mindforgedmanacles wrote

Can you elaborate here?

Absolutely, sorry for not providing more detail on what I was implying. As has been stated in other replies, places like Çatalhöyük might have only initially been inhabited for small parts of the year, putting less continual ecological strain on the landbase of those who lived there. Also, an urban area comprised of hundreds of bolos could potentially even out the strain on a specific area, even if the populations were sedentary. This is just me speaking in hypotheticals, of course.

Your points on sustainability are interesting, but I think my use of the word might not have been precise, since I said "sustainably ungoverned" because we know it's possible for a city to be temporarily ungoverned, and I wanted to ask specifically about the possibility of a long-term ungovernability.

Aye once again my apologies, I guess to ponder on the possibility of long-term ungovernability, perhaps ritual might play into it? It's questionable as to whether or not some sort of temporary "fluid" hierarchies (like what Graeber and Wengrow described in the Inuit) would be avoidable, but rituals, festivals, narratives and more could all urge people to cast out domination whenever it would attempt to rear its Leviathanic head.

I think of what Perlman talked about with the Potawatomi and their rituals to cast out Wiiske (a trickster deity who brought the double-edged sword of useful technologies and their potential for great ruin), or the ways that different "uncivilized" peoples use satire and mockery to keep those with pretenses to rule in check.
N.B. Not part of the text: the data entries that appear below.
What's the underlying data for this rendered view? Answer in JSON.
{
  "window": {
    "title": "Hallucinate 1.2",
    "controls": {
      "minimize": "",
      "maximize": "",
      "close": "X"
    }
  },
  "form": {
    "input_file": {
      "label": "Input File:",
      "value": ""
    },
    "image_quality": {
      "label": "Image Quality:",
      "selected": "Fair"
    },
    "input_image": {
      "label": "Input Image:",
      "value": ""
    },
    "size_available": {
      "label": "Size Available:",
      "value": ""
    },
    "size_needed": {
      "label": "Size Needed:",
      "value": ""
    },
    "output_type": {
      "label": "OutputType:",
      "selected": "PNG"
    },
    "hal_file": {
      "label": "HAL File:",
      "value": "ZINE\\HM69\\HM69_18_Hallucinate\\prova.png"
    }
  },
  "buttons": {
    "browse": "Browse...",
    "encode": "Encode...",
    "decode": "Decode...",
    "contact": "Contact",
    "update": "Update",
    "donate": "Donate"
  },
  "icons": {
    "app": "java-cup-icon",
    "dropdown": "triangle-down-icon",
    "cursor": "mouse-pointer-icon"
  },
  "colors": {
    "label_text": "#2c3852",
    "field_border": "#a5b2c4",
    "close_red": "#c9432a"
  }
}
That being said, all of these peoples mentioned lived (or continue to live) in societies with no more than several thousand people, and so in a context where the vast majority of people you interact with are strangers? I try not to buy into biological essentialism for most things, but Dunbar's Number really does seem to have a lot going for it.

Sorry if that didn't really answer anything you didn't already know of.


mindforgedmanacles wrote (edited )

I couldn't think of one that could be ecologically sustained at a large size, let alone one that could be ungoverned.

John Michael Greer suggested quite a few years ago that pre-colonial Shanghai had as many as 1.5 million people that were sustained by intensive rice agriculture from immediately-surrounding regions, and Tenochtitlan likely had at least 200,000 people sustained by its chinampas. These examples might not bode well for the future, being that both of these cities were governed by states and existed on a planet with its biosphere remaining relatively intact, in the relatively benign climatic conditions of the Holocene.

All of this being said, if humans even manage to survive the next few hundreds of thousands of years of climatic chaos I feel like new cities will be where whatever states manage to persist, or for new ones to arise. Perhaps Graeber and Wengrow will be proven correct, and some of these cities will manage to throw off the shackles of domination. Unless cultural tendencies keep these urban forms within the carrying capacities of their landbase, they will send tendrils out to hinterlands and attempt to dominate their neighbours to sustain their artifice. It's a tale as old as civilization.

So like, all my self-indulgent rambling aside... I'd say that maybe it could work on a scale with no more than a few thousand people, depending on if they've managed to find some exceptionally fertile river valley or are doing to their landbase what many indigenous peoples of the Amazon did to their soil (making terra preta, and the like). But at a scale of millions? You need global trade and vast systems of exploitation to keep the thing running for a single day, let alone a single lifetime.


mindforgedmanacles wrote

Reply to by !deleted34351

I'd be celebrating this if sperm and egg counts weren't also dropping in most animals. Less humans in the future is probably an ecologically good thing, but not so much if it entails the rest of our cousins.


mindforgedmanacles wrote

Reply to by !deleted38258

A Bowie knife look-alike that belonged to my grandfather. It was made somewhere in Germany in the 1910s, and (if the stories he told me were true) might have been used in street combat sometime during World War One.